Instructions for the task ::
The expected response is an exact repetition of every record, with images excluded.

Records for the task ::
# # #
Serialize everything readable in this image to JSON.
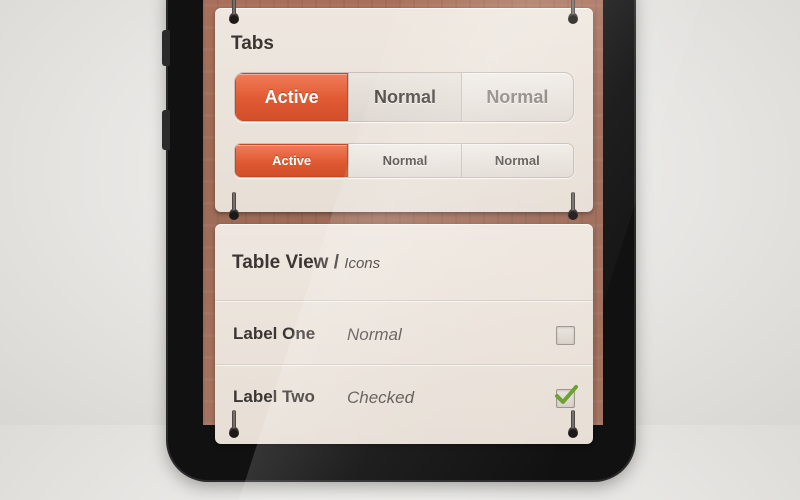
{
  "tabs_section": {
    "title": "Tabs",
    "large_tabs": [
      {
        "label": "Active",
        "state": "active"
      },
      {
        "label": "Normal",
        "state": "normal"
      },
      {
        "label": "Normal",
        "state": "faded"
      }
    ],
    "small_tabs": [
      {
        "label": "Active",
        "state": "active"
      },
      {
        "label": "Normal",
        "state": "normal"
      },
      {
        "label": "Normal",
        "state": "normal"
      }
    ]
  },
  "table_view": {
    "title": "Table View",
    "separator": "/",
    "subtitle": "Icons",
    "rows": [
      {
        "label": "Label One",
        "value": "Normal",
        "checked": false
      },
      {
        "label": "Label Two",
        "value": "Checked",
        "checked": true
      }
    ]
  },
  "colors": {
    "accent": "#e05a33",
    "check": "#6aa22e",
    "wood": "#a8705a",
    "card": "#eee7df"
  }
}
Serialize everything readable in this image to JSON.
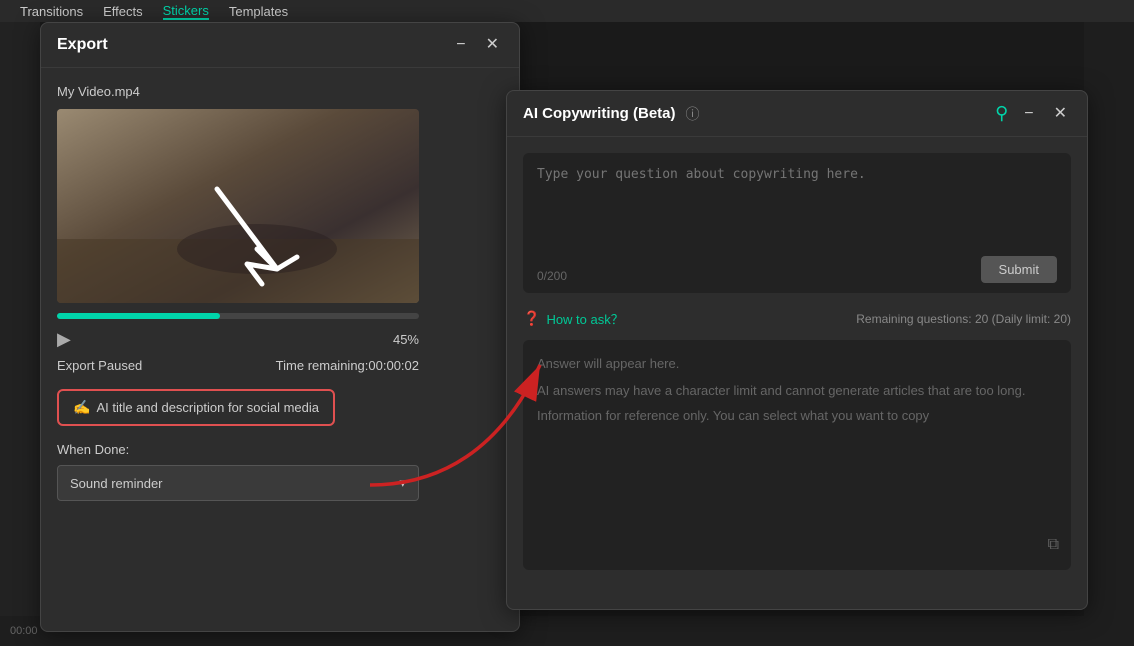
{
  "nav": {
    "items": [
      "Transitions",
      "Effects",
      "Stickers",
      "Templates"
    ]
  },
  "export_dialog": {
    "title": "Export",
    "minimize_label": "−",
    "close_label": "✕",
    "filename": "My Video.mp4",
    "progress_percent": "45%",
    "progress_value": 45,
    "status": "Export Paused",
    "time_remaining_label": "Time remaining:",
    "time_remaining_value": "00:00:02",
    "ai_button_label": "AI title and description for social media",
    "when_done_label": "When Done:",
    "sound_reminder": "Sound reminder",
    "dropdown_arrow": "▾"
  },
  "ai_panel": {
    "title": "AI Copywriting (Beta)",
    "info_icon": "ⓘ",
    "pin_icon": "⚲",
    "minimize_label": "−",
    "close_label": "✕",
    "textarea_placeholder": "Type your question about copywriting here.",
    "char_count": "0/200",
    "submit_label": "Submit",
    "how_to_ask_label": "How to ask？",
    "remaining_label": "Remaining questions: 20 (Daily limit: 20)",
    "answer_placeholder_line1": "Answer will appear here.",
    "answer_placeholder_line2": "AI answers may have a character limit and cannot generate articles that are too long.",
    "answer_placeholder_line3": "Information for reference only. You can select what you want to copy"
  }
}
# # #
Written solution ::
Serialize everything readable in this image to JSON.
{
  "tabs_section": {
    "title": "Tabs",
    "large_tabs": [
      {
        "label": "Active",
        "state": "active"
      },
      {
        "label": "Normal",
        "state": "normal"
      },
      {
        "label": "Normal",
        "state": "faded"
      }
    ],
    "small_tabs": [
      {
        "label": "Active",
        "state": "active"
      },
      {
        "label": "Normal",
        "state": "normal"
      },
      {
        "label": "Normal",
        "state": "normal"
      }
    ]
  },
  "table_view": {
    "title": "Table View",
    "separator": "/",
    "subtitle": "Icons",
    "rows": [
      {
        "label": "Label One",
        "value": "Normal",
        "checked": false
      },
      {
        "label": "Label Two",
        "value": "Checked",
        "checked": true
      }
    ]
  },
  "colors": {
    "accent": "#e05a33",
    "check": "#6aa22e",
    "wood": "#a8705a",
    "card": "#eee7df"
  }
}
Serialize everything readable in this image to JSON.
{
  "nav": {
    "items": [
      "Transitions",
      "Effects",
      "Stickers",
      "Templates"
    ]
  },
  "export_dialog": {
    "title": "Export",
    "minimize_label": "−",
    "close_label": "✕",
    "filename": "My Video.mp4",
    "progress_percent": "45%",
    "progress_value": 45,
    "status": "Export Paused",
    "time_remaining_label": "Time remaining:",
    "time_remaining_value": "00:00:02",
    "ai_button_label": "AI title and description for social media",
    "when_done_label": "When Done:",
    "sound_reminder": "Sound reminder",
    "dropdown_arrow": "▾"
  },
  "ai_panel": {
    "title": "AI Copywriting (Beta)",
    "info_icon": "ⓘ",
    "pin_icon": "⚲",
    "minimize_label": "−",
    "close_label": "✕",
    "textarea_placeholder": "Type your question about copywriting here.",
    "char_count": "0/200",
    "submit_label": "Submit",
    "how_to_ask_label": "How to ask？",
    "remaining_label": "Remaining questions: 20 (Daily limit: 20)",
    "answer_placeholder_line1": "Answer will appear here.",
    "answer_placeholder_line2": "AI answers may have a character limit and cannot generate articles that are too long.",
    "answer_placeholder_line3": "Information for reference only. You can select what you want to copy"
  }
}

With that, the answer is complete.